EXERCISE
Nothing but an exact reproduction of the records, pictures excluded, should be returned.

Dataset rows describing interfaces
* * *
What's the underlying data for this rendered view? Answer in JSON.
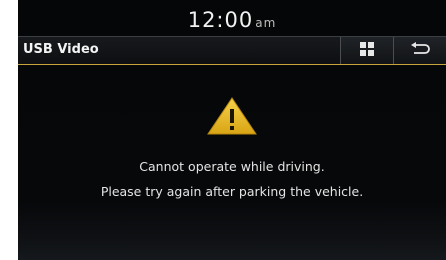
{
  "status_bar": {
    "time": "12:00",
    "ampm": "am"
  },
  "header": {
    "title": "USB Video",
    "menu_icon": "grid-menu-icon",
    "back_icon": "back-arrow-icon"
  },
  "alert": {
    "icon": "warning-triangle-icon",
    "line1": "Cannot operate while driving.",
    "line2": "Please try again after parking the vehicle."
  },
  "colors": {
    "accent": "#c7a43e",
    "warning": "#e6b81c"
  }
}
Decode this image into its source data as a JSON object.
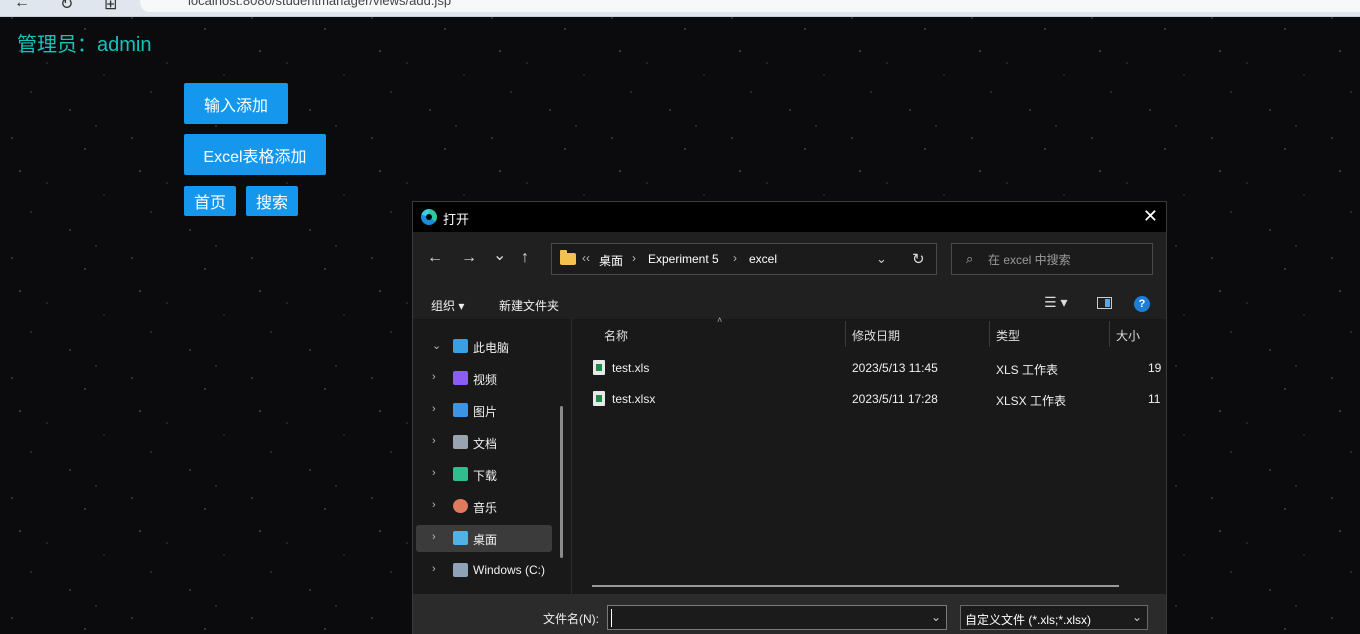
{
  "browser": {
    "back_glyph": "←",
    "reload_glyph": "↻",
    "apps_glyph": "⊞",
    "url": "localhost:8080/studentmanager/views/add.jsp"
  },
  "page": {
    "admin_label": "管理员：admin",
    "buttons": {
      "input_add": "输入添加",
      "excel_add": "Excel表格添加",
      "home": "首页",
      "search": "搜索"
    }
  },
  "dialog": {
    "title": "打开",
    "close_glyph": "✕",
    "nav": {
      "back": "←",
      "forward": "→",
      "recent": "⌄",
      "up": "↑"
    },
    "address": {
      "overflow": "‹‹",
      "crumbs": [
        "桌面",
        "Experiment 5",
        "excel"
      ],
      "sep": "›",
      "dropdown_glyph": "⌄",
      "refresh_glyph": "↻"
    },
    "search": {
      "icon": "search-icon",
      "placeholder": "在 excel 中搜索"
    },
    "commands": {
      "organize": "组织 ▾",
      "new_folder": "新建文件夹",
      "view_glyph": "☰ ▾",
      "help_glyph": "?"
    },
    "sidebar": [
      {
        "label": "此电脑",
        "icon": "computer-icon",
        "color": "#3aa0e6",
        "chev": "⌄",
        "selected": false
      },
      {
        "label": "视频",
        "icon": "video-icon",
        "color": "#8b5cf6",
        "chev": "›",
        "selected": false
      },
      {
        "label": "图片",
        "icon": "pictures-icon",
        "color": "#3b95e6",
        "chev": "›",
        "selected": false
      },
      {
        "label": "文档",
        "icon": "documents-icon",
        "color": "#9aa4b0",
        "chev": "›",
        "selected": false
      },
      {
        "label": "下载",
        "icon": "downloads-icon",
        "color": "#2fbf8f",
        "chev": "›",
        "selected": false
      },
      {
        "label": "音乐",
        "icon": "music-icon",
        "color": "#e07a5f",
        "chev": "›",
        "selected": false
      },
      {
        "label": "桌面",
        "icon": "desktop-icon",
        "color": "#4fb3e8",
        "chev": "›",
        "selected": true
      },
      {
        "label": "Windows (C:)",
        "icon": "drive-icon",
        "color": "#8fa3b8",
        "chev": "›",
        "selected": false
      }
    ],
    "columns": {
      "name": "名称",
      "modified": "修改日期",
      "type": "类型",
      "size": "大小"
    },
    "files": [
      {
        "name": "test.xls",
        "modified": "2023/5/13 11:45",
        "type": "XLS 工作表",
        "size": "19"
      },
      {
        "name": "test.xlsx",
        "modified": "2023/5/11 17:28",
        "type": "XLSX 工作表",
        "size": "11"
      }
    ],
    "footer": {
      "filename_label": "文件名(N):",
      "filename_value": "",
      "filetype": "自定义文件 (*.xls;*.xlsx)",
      "chev": "⌄"
    }
  }
}
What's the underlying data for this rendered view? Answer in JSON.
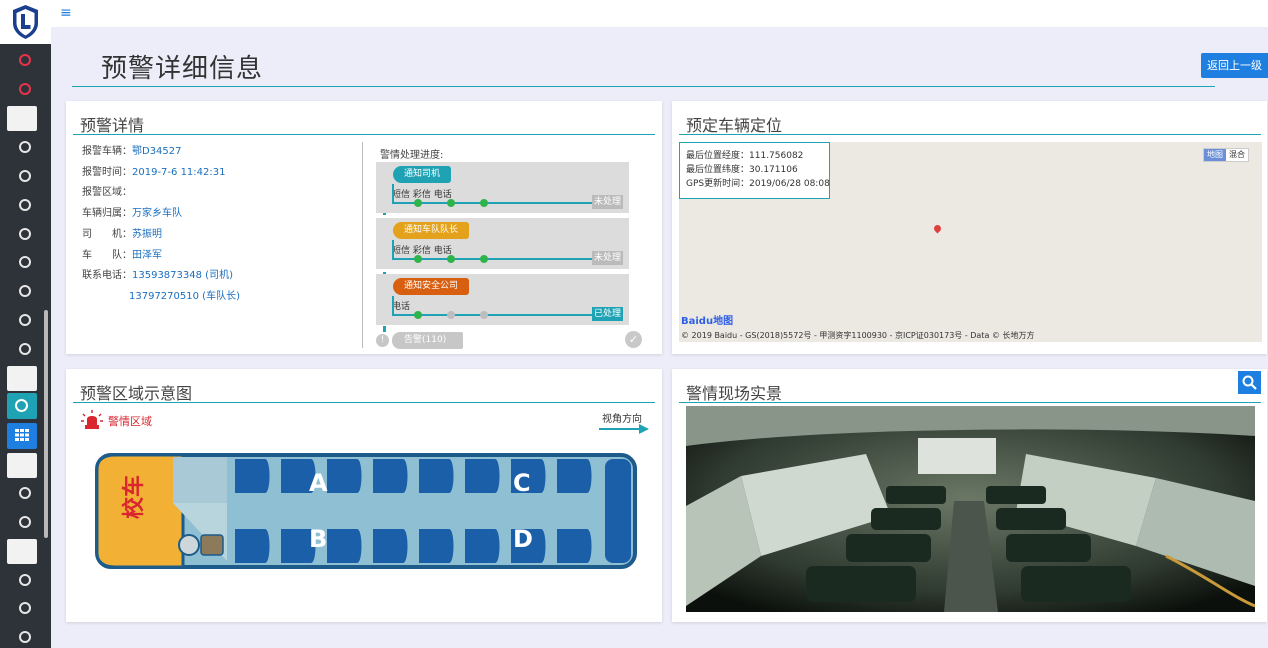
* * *
EXERCISE RESULT
What's the underlying data for this rendered view? Answer in JSON.
{
  "status_bar": {
    "time": "12:00",
    "ampm": "am"
  },
  "header": {
    "title": "USB Video",
    "menu_icon": "grid-menu-icon",
    "back_icon": "back-arrow-icon"
  },
  "alert": {
    "icon": "warning-triangle-icon",
    "line1": "Cannot operate while driving.",
    "line2": "Please try again after parking the vehicle."
  },
  "colors": {
    "accent": "#c7a43e",
    "warning": "#e6b81c"
  }
}
Decode this image into its source data as a JSON object.
{
  "browser": {
    "back_glyph": "←",
    "reload_glyph": "↻",
    "apps_glyph": "⊞",
    "url": "localhost:8080/studentmanager/views/add.jsp"
  },
  "page": {
    "admin_label": "管理员：admin",
    "buttons": {
      "input_add": "输入添加",
      "excel_add": "Excel表格添加",
      "home": "首页",
      "search": "搜索"
    }
  },
  "dialog": {
    "title": "打开",
    "close_glyph": "✕",
    "nav": {
      "back": "←",
      "forward": "→",
      "recent": "⌄",
      "up": "↑"
    },
    "address": {
      "overflow": "‹‹",
      "crumbs": [
        "桌面",
        "Experiment 5",
        "excel"
      ],
      "sep": "›",
      "dropdown_glyph": "⌄",
      "refresh_glyph": "↻"
    },
    "search": {
      "icon": "search-icon",
      "placeholder": "在 excel 中搜索"
    },
    "commands": {
      "organize": "组织 ▾",
      "new_folder": "新建文件夹",
      "view_glyph": "☰ ▾",
      "help_glyph": "?"
    },
    "sidebar": [
      {
        "label": "此电脑",
        "icon": "computer-icon",
        "color": "#3aa0e6",
        "chev": "⌄",
        "selected": false
      },
      {
        "label": "视频",
        "icon": "video-icon",
        "color": "#8b5cf6",
        "chev": "›",
        "selected": false
      },
      {
        "label": "图片",
        "icon": "pictures-icon",
        "color": "#3b95e6",
        "chev": "›",
        "selected": false
      },
      {
        "label": "文档",
        "icon": "documents-icon",
        "color": "#9aa4b0",
        "chev": "›",
        "selected": false
      },
      {
        "label": "下载",
        "icon": "downloads-icon",
        "color": "#2fbf8f",
        "chev": "›",
        "selected": false
      },
      {
        "label": "音乐",
        "icon": "music-icon",
        "color": "#e07a5f",
        "chev": "›",
        "selected": false
      },
      {
        "label": "桌面",
        "icon": "desktop-icon",
        "color": "#4fb3e8",
        "chev": "›",
        "selected": true
      },
      {
        "label": "Windows (C:)",
        "icon": "drive-icon",
        "color": "#8fa3b8",
        "chev": "›",
        "selected": false
      }
    ],
    "columns": {
      "name": "名称",
      "modified": "修改日期",
      "type": "类型",
      "size": "大小"
    },
    "files": [
      {
        "name": "test.xls",
        "modified": "2023/5/13 11:45",
        "type": "XLS 工作表",
        "size": "19"
      },
      {
        "name": "test.xlsx",
        "modified": "2023/5/11 17:28",
        "type": "XLSX 工作表",
        "size": "11"
      }
    ],
    "footer": {
      "filename_label": "文件名(N):",
      "filename_value": "",
      "filetype": "自定义文件 (*.xls;*.xlsx)",
      "chev": "⌄"
    }
  }
}
What's the underlying data for this rendered view? Answer in JSON.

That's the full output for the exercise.